The costs associated with kidney disease and transplantation can be extraordinary. Furthermore, the medication that is needed to sustain the transplant can be very expensive. According to a press release from the Centers for Medicare and Medicaid Services, "The proposed ETC Model would include protections for both beneficiaries and participating ESRD facilities and Managing Clinicians." The goal through this effort is to reduce the number of Americans with end-stage renal disease by 25 percent by the year 2030.
Sounds great! Except for one tiny problem:
This last point leads me to raise a significant cautionary note for law and policy makers. The Affordable Care Act currently makes it illegal for health insurance companies to deny coverage or increase costs for pre-existing conditions, including kidney donation. This was not always the case: In the past, kidney donors could be (and were) denied coverage for just this reason.

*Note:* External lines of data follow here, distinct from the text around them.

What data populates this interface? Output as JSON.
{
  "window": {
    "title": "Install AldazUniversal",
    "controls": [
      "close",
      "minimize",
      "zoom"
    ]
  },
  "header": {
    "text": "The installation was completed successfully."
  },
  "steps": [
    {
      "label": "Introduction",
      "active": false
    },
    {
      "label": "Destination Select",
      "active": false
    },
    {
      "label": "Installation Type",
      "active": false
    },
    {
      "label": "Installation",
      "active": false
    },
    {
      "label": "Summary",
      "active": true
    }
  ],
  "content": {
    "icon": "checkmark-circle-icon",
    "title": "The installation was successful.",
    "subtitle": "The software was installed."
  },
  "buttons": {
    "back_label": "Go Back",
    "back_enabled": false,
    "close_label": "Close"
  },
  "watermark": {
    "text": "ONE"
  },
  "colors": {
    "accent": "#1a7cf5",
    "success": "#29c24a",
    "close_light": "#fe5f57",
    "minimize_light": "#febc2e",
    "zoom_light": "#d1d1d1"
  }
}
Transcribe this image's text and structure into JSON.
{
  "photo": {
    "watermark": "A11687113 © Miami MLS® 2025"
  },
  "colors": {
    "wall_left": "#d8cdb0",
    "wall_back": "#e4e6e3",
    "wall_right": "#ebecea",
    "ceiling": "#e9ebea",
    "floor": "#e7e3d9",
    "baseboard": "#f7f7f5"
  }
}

If the Trump administration succeeds in its ongoing efforts to strike down the ACA, a signature pledge of his campaign, millions of Americans could be left uninsured, current and potential living donors could again become legitimately fearful of being uninsurable at reasonable cost, and other innovative efforts to improve kidney care could also be at risk.

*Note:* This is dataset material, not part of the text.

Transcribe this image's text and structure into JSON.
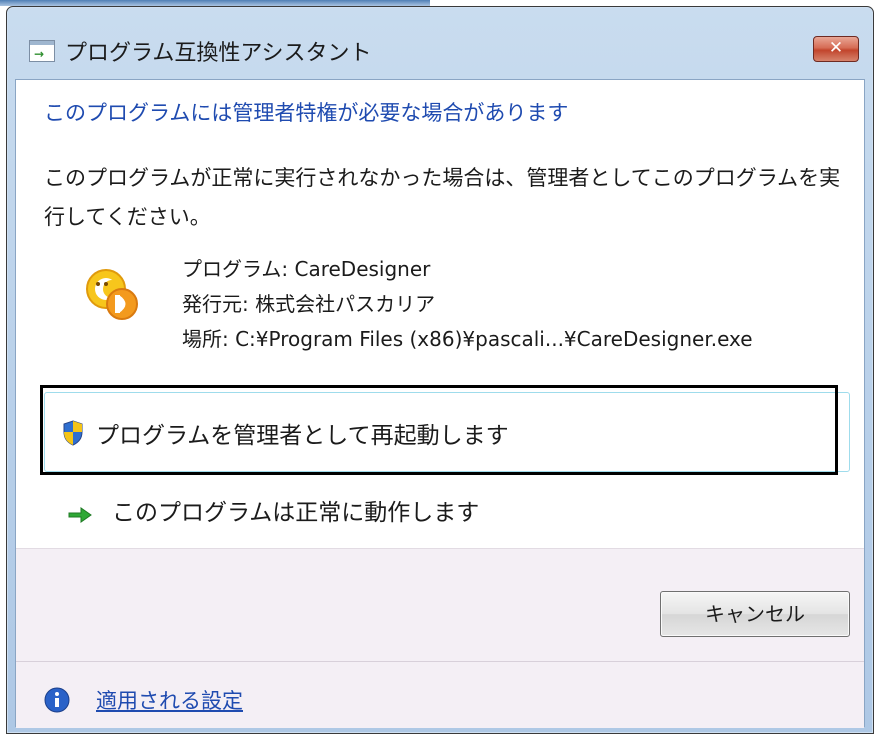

Millions of Americans could benefit from President Trump’s “sweeping set of proposals” on kidney care — I hope he, Congress, and the courts do not undermine those significant improvements by sweeping away the protections provided by the ACA.
Balat finally moves to the ACA in the last few paragraphs:
The millions of very poor and elderly in this country have a safety net for their medical care. Not so for the middle class, which has been harmed most by the increase in premiums and deductibles in recent years....
The Affordable Care Act was meant to help people get coverage, but the unintended consequence (as is often the case with government over-reach) was that it made health care unaffordable. Deductibles have more than tripled, and - according to a recent poll by KFF and the LA Times - these deductibles are what most middle class Americans are angry about....
Yes, it's true that premiums and deductibles for middle-class (unsubsidized) ACA enrollees have increased significantly over the years. I'm the one who's been tracking those increases since 2015, after all. In 2018, average unsubsidized premiums for ACA-compliant plans did indeed increase by around 28% on average...most of which was due specifically to Trump's decision to cut off Cost Sharing Reduction subsidy reimbursement payments. You know, the very subsidy program which reduces deductibles and co-pays for lower-income ACA enrollees.
Some continue to claim that the ACA increase in premiums is due to some sort of sabotage, but a study by KFF has shown otherwise. The study clearly states that, "premiums in much of the country are holding flat or decreasing a bit... On the exchange, meanwhile, subsidized customers will continue to pay sliding-scale premiums based largely on their incomes, and so the amount of premium they pay is mostly unaffected by the repeal of the individual mandate and expansion of short-term plans."
As for 2019, it's true that premiums only went up around 2.8% on average this year, and in many states they held steady or dropped...but they would have gone down by around 5.4% on average nationally if not for Congressional Republicans and Trump zeroing out the ACA's individual mandate penalty.
That means those very middle-class enrollees Balat is sympathizing with are currently paying roughly $580 more apiece each year than they otherwise would be if the mandate penalty hadn't been set to $0.
Oh, and that reminds me: The GOP zeroing out of the mandate penalty is itself the very thing which allowed for 20 Republican Attorneys General to file the Texas vs. Azar lawsuit...the lawsuit which threatens to strike down the entire law in the first place.
Moral arguments, my ass.